As mentioned earlier, the fact that customer expectations are on the rise does not mean you should try to provide best customer service for every one of your customers. Alan Crowther, managing officer of CRM consulting firm Adjoined Technologies, confirms our case: “Most of the focus [today] is on segmenting the level of service based on the value of the customer. Companies are looking to spend more on their better customers and less on lower value customers. As a result, these companies save on the cost of customer service because they are only delivering a high level of service to the customers who provide most of the profits. Differentiating service based on customer profitability also is an effective way to define which customers are most valuable, which have the most potential for growth, and which might best be politely ushered to a competitor.”

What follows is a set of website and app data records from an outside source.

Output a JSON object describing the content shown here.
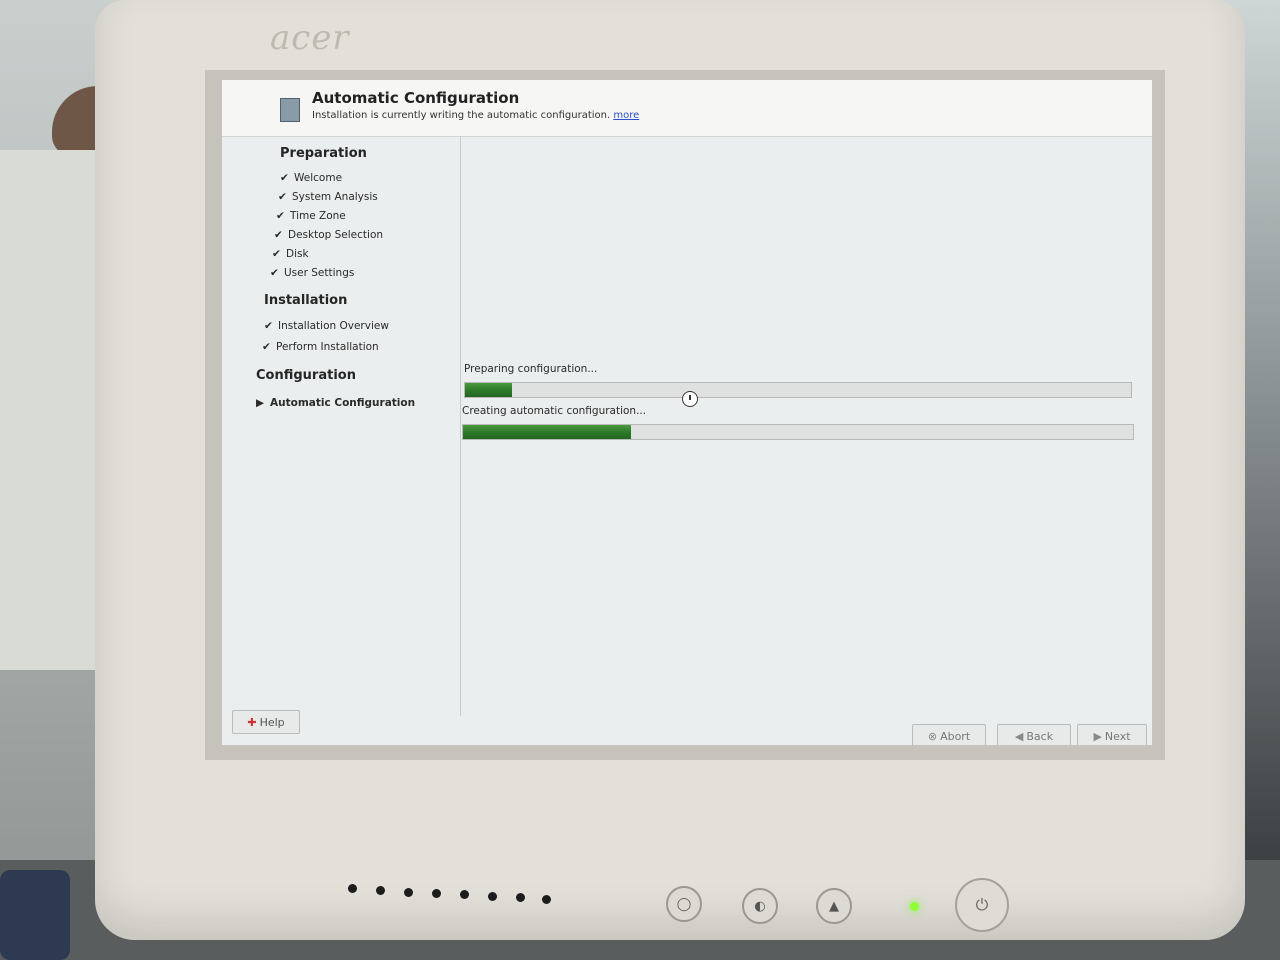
{
  "monitor": {
    "brand": "acer"
  },
  "header": {
    "title": "Automatic Configuration",
    "subtitle": "Installation is currently writing the automatic configuration.",
    "more_link": "more"
  },
  "sidebar": {
    "sections": [
      {
        "heading": "Preparation",
        "items": [
          {
            "label": "Welcome",
            "done": true
          },
          {
            "label": "System Analysis",
            "done": true
          },
          {
            "label": "Time Zone",
            "done": true
          },
          {
            "label": "Desktop Selection",
            "done": true
          },
          {
            "label": "Disk",
            "done": true
          },
          {
            "label": "User Settings",
            "done": true
          }
        ]
      },
      {
        "heading": "Installation",
        "items": [
          {
            "label": "Installation Overview",
            "done": true
          },
          {
            "label": "Perform Installation",
            "done": true
          }
        ]
      },
      {
        "heading": "Configuration",
        "items": [
          {
            "label": "Automatic Configuration",
            "current": true
          }
        ]
      }
    ],
    "check_glyph": "✔",
    "current_glyph": "▶"
  },
  "progress": [
    {
      "label": "Preparing configuration...",
      "fraction": 0.07
    },
    {
      "label": "Creating automatic configuration...",
      "fraction": 0.25
    }
  ],
  "buttons": {
    "help": "Help",
    "abort": "Abort",
    "back": "Back",
    "next": "Next"
  },
  "icons": {
    "header": "installer-icon",
    "help": "help-icon",
    "abort": "abort-icon",
    "back": "back-arrow-icon",
    "next": "next-arrow-icon"
  },
  "colors": {
    "progress_fill": "#2e7a2a",
    "link": "#2a4fd0",
    "power_led": "#8fff3a"
  }
}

Even computers can’t make everyone feel special. This leaves us with two rules of service for the new CMR:
Don’t try to offer the same service benefits to all customers. Learn what individual customers want. Invest in the ones who can be profitable for you.
Let your profitable and potentially profitable customers manage the relationship on their terms by learning the level of service each individual customer wants and delivering no more and no less.

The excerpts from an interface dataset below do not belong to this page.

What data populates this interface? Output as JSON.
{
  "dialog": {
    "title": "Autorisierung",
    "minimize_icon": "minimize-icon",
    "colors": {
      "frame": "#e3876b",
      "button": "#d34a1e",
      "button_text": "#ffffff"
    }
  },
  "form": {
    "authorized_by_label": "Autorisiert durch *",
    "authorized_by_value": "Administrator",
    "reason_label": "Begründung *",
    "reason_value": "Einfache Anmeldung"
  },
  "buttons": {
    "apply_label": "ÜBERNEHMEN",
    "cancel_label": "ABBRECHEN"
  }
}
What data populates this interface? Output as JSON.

Customized services not only deepen customer relationships, they also can save expense.
Customers are demanding more information, easier and expanded access, and support through newer channels.
Enterprises that enable their customers to get better, easier access to information through more channels will increase customer satisfaction by between 5 percent and 10 percent.
Web-based services will be a necessary alternative with e-service that is fast, meaningful, compelling, and customer-driven.
Find the link between customer segmentation and investments in service.
Involve customers in the process.
Give employees the tools they need to service each customer knowledgeably.
Above all, look at your business from the customer’s viewpoint. Find ways to empower the customer to make his or her life easier.
John Berry, “Vrrrooom—How Companies Can Rev Up Rules Engines to Drive Up Profits,” destinationcrm.com, March 2002, pp. 1–2.